“I think most portraits capture more than just a nose and pair of eyeballs.” says photographer Alex Medvick in an email response to our questions inquiring about his portraiture and using CineStill 800T in the 120 format. “They show us an emotional/stylized reality, centering around specific people.” Alex is a photographer based in Philly and is one of the few lucky enough to have gotten his hands on the film after the pre-sales that CineStill had.
My envy of him and that beautiful, beautiful, sweet CineStill film aside, Alex is actually a good portrait photographer. With his Pentax 67 in hand, he’s able to create some incredible compositions that not only balance technical skills but artistic skills. His portraits are subtle yet telling studies of his subjects and his ability to make use of spaces on the fly is something that many other photographers don’t have.
Lucky for us, Alex was willing to talk to us about his using CineStill 800T in the 120 format in addition to sharing sample photos. For all the photographers that aren’t in the know, CineStill makes a film that absolutely cannot be mimicked in digital photography. Well, they don’t make it, but they “make it.” CineStill is Kodak cinema film with the Remjet layer removed so that it can be processed normally with the C41 development process. I’ve reviewed CineStill 800T in the 35mm format, and it’s by far my favorite film emulsion on the market now. This film is Tungsten balanced, so it works well with Tungsten light and with daylight it will deliver very blue images. But no matter what, it’s got tonality that digital can’t create.
Here’s our interview with Alex.
Phoblographer: Talk to us about how you got into photography.

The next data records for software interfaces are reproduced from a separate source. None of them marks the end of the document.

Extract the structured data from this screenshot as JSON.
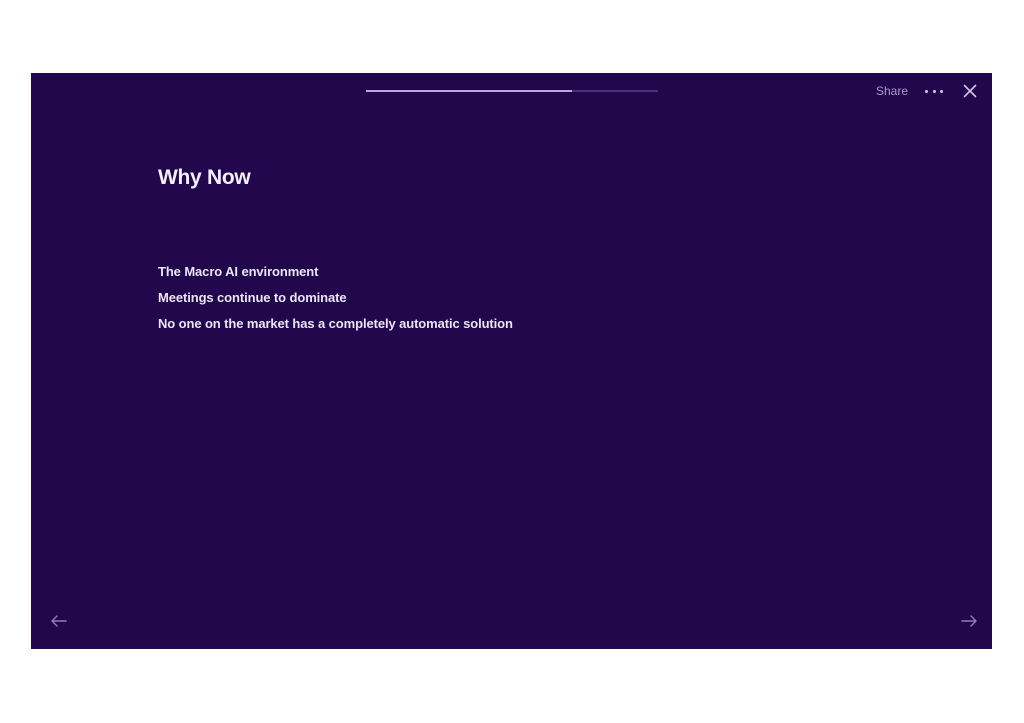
{
  "header": {
    "progress_fraction": 0.705,
    "share_label": "Share",
    "more_icon": "ellipsis-icon",
    "close_icon": "close-icon"
  },
  "slide": {
    "title": "Why Now",
    "bullets": [
      "The Macro AI environment",
      "Meetings continue to dominate",
      "No one on the market has a completely automatic solution"
    ]
  },
  "navigation": {
    "prev_icon": "arrow-left-icon",
    "next_icon": "arrow-right-icon"
  },
  "colors": {
    "background": "#22074d",
    "accent": "#b8a8e0"
  }
}
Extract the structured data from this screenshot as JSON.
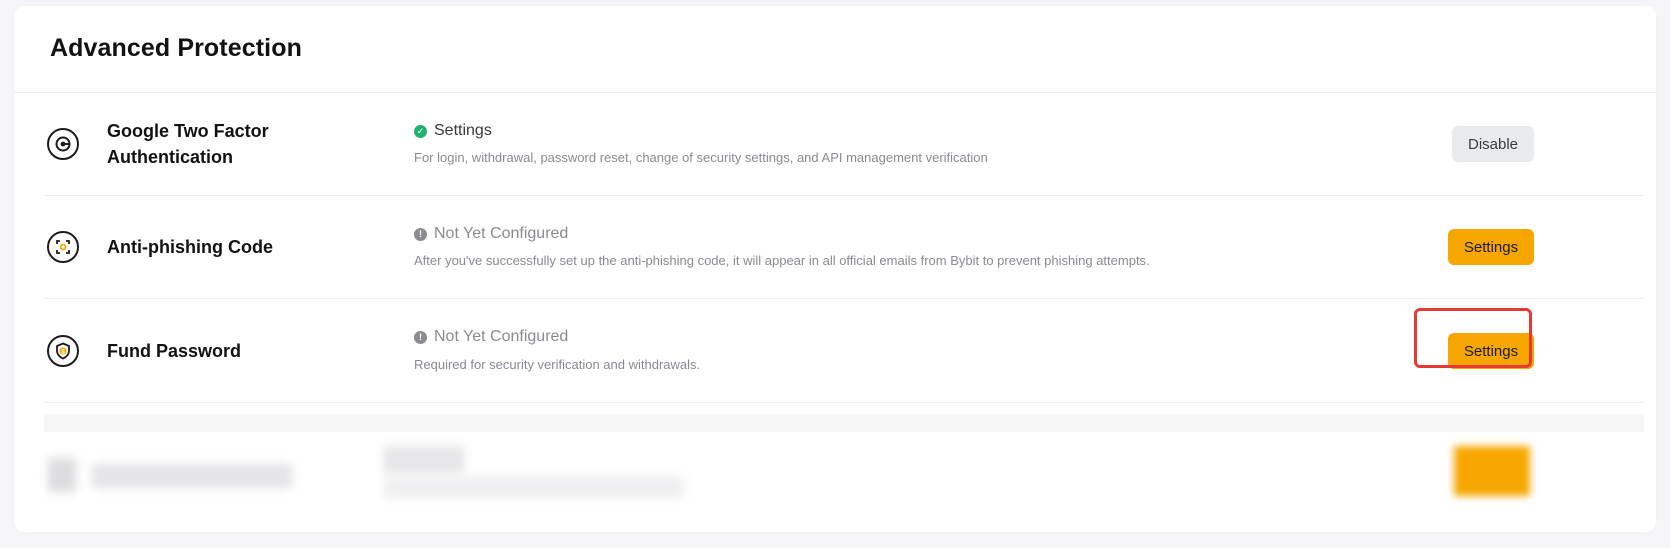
{
  "card": {
    "title": "Advanced Protection"
  },
  "rows": [
    {
      "icon": "google-authenticator-icon",
      "title_line1": "Google Two Factor",
      "title_line2": "Authentication",
      "status_icon": "check-circle-icon",
      "status": "Settings",
      "status_color": "#20b26c",
      "description": "For login, withdrawal, password reset, change of security settings, and API management verification",
      "button_label": "Disable"
    },
    {
      "icon": "anti-phishing-icon",
      "title": "Anti-phishing Code",
      "status_icon": "info-circle-icon",
      "status": "Not Yet Configured",
      "status_color": "#8a8a90",
      "description": "After you've successfully set up the anti-phishing code, it will appear in all official emails from Bybit to prevent phishing attempts.",
      "button_label": "Settings"
    },
    {
      "icon": "shield-dollar-icon",
      "title": "Fund Password",
      "status_icon": "info-circle-icon",
      "status": "Not Yet Configured",
      "status_color": "#8a8a90",
      "description": "Required for security verification and withdrawals.",
      "button_label": "Settings"
    }
  ],
  "colors": {
    "accent": "#f7a600",
    "success": "#20b26c",
    "highlight": "#e53935"
  }
}
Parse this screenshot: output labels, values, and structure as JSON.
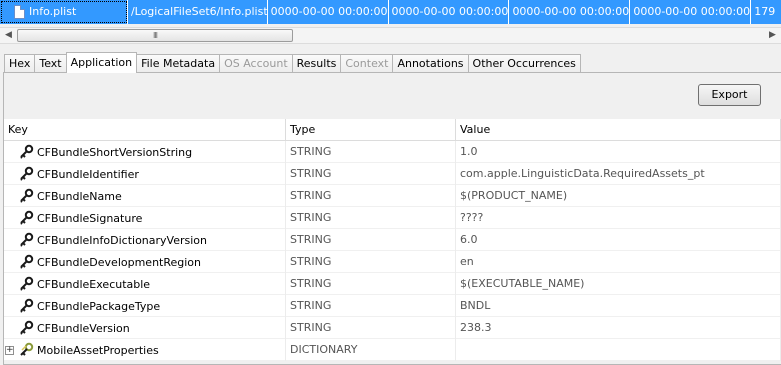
{
  "file_row": {
    "name": "Info.plist",
    "path": "/LogicalFileSet6/Info.plist",
    "dates": [
      "0000-00-00 00:00:00",
      "0000-00-00 00:00:00",
      "0000-00-00 00:00:00",
      "0000-00-00 00:00:00"
    ],
    "size": "179"
  },
  "scrollbar": {
    "left_arrow": "◀",
    "right_arrow": "▶",
    "grip": "III"
  },
  "tabs": [
    {
      "label": "Hex",
      "state": "normal"
    },
    {
      "label": "Text",
      "state": "normal"
    },
    {
      "label": "Application",
      "state": "active"
    },
    {
      "label": "File Metadata",
      "state": "normal"
    },
    {
      "label": "OS Account",
      "state": "disabled"
    },
    {
      "label": "Results",
      "state": "normal"
    },
    {
      "label": "Context",
      "state": "disabled"
    },
    {
      "label": "Annotations",
      "state": "normal"
    },
    {
      "label": "Other Occurrences",
      "state": "normal"
    }
  ],
  "export_label": "Export",
  "table": {
    "headers": {
      "key": "Key",
      "type": "Type",
      "value": "Value"
    },
    "rows": [
      {
        "key": "CFBundleShortVersionString",
        "type": "STRING",
        "value": "1.0",
        "icon": "key-icon"
      },
      {
        "key": "CFBundleIdentifier",
        "type": "STRING",
        "value": "com.apple.LinguisticData.RequiredAssets_pt",
        "icon": "key-icon"
      },
      {
        "key": "CFBundleName",
        "type": "STRING",
        "value": "$(PRODUCT_NAME)",
        "icon": "key-icon"
      },
      {
        "key": "CFBundleSignature",
        "type": "STRING",
        "value": "????",
        "icon": "key-icon"
      },
      {
        "key": "CFBundleInfoDictionaryVersion",
        "type": "STRING",
        "value": "6.0",
        "icon": "key-icon"
      },
      {
        "key": "CFBundleDevelopmentRegion",
        "type": "STRING",
        "value": "en",
        "icon": "key-icon"
      },
      {
        "key": "CFBundleExecutable",
        "type": "STRING",
        "value": "$(EXECUTABLE_NAME)",
        "icon": "key-icon"
      },
      {
        "key": "CFBundlePackageType",
        "type": "STRING",
        "value": "BNDL",
        "icon": "key-icon"
      },
      {
        "key": "CFBundleVersion",
        "type": "STRING",
        "value": "238.3",
        "icon": "key-icon"
      },
      {
        "key": "MobileAssetProperties",
        "type": "DICTIONARY",
        "value": "",
        "icon": "key-group-icon",
        "expandable": true,
        "expander": "+"
      }
    ]
  },
  "colors": {
    "selection": "#3399ff",
    "key_icon": "#1a1a1a",
    "key_group_icon": "#8a9a3a"
  }
}
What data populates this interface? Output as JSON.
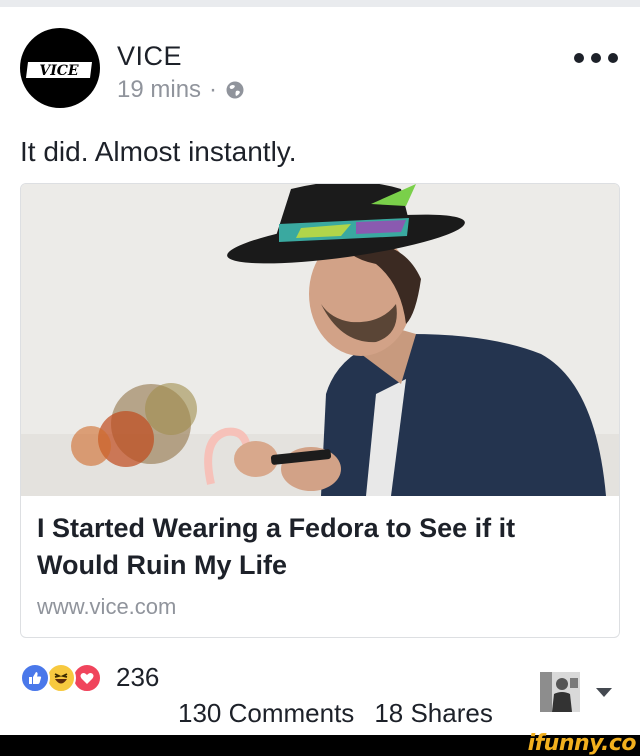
{
  "post": {
    "page_name": "VICE",
    "logo_text": "VICE",
    "time": "19 mins",
    "separator": "·",
    "privacy_icon": "globe-icon",
    "more_icon": "more-dots-icon",
    "text": "It did. Almost instantly."
  },
  "link_card": {
    "image_description_icon": "article-photo",
    "title": "I Started Wearing a Fedora to See if it Would Ruin My Life",
    "domain": "www.vice.com"
  },
  "engagement": {
    "reaction_icons": [
      "like-icon",
      "haha-icon",
      "love-icon"
    ],
    "reaction_count": "236",
    "comments": "130 Comments",
    "shares": "18 Shares"
  },
  "colors": {
    "like": "#4a78ea",
    "haha": "#f7c93f",
    "love": "#f0445c",
    "secondary_text": "#90949c",
    "watermark": "#f2b01e"
  },
  "watermark": {
    "text": "ifunny.co"
  }
}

Alex: I’ve always been interested in photography! When I was six or so I would take every chance I could to grab a disposable or point and shoot camera. I wish I knew where those photos were, I’m not sure if my parents have any of them or not. Eventually when I was around 10 I saved up around $100 and bought a Kodak Easyshare camera, and never stopped shooting (or wanting to buy new stuff). I used to want to draw, but once I realized I was pretty bad at it (I can’t even draw a straight line) I stuck pretty steadfastly to taking photos.
Phoblographer: What made you want to get into portraiture?
Alex: I love people! I think most portraits capture more than just a nose and pair of eyeballs. They show us an emotional/stylized reality, centering around specific people. Sometimes the reality depicted is a lie though. But, you could say all of that about any type of photo. I guess I just really like people.
Phoblographer: To you, what makes a good portrait? For example, if you’re going through a roll of film that you’ve shot, what determines whether an image is a keeper or not?
Alex: It’s 50/50 really. Sometimes it’s entirely about the technical aspect. When the colors, composition, and light look great to my eyes, I love it. But, other times I just look at a photo and like it for no reason at all. It’s all pretty subjective!
Phoblographer: What are some of the biggest things that you focus on when communicating with a portrait subject? How do you explain your creative vision to them?
Alex: Most of the time I go into a shoot with nothing other than a person, and a location (sometimes I don’t even have that). Once we start rolling, the whole shoot evolves out of the subject and I just talking, having fun, and sharing ideas. If I’m not already friends with someone I’m shooting, I try to work on getting there. Communicating posing can be huge, but sometimes the best photos happen when people are just enjoying themselves!
Phoblographer: What attracts you to the Pentax 67 and what made you want to use CineStill 800T for this shoot? Is it the high ISO abilities or the general look of the film?
Alex: The Pentax 67 is straight up one of the sexiest cameras I’ve ever seen. It’s a pleasure to hold, and the 6×7 negatives come out beautiful If I hold up my end of the work. I just got my box full of CineStill 120 last week and couldn’t wait to shoot it. Having only shot the 35mm version once, and never having touched the 120 I wasn’t quite sure how it was going to turn out in the daylight, but I’m pretty happy with it! I overexposed to around ISO 320 and was thrilled with the look I got. I can’t wait to shoot more of it, and see how it holds up under low light.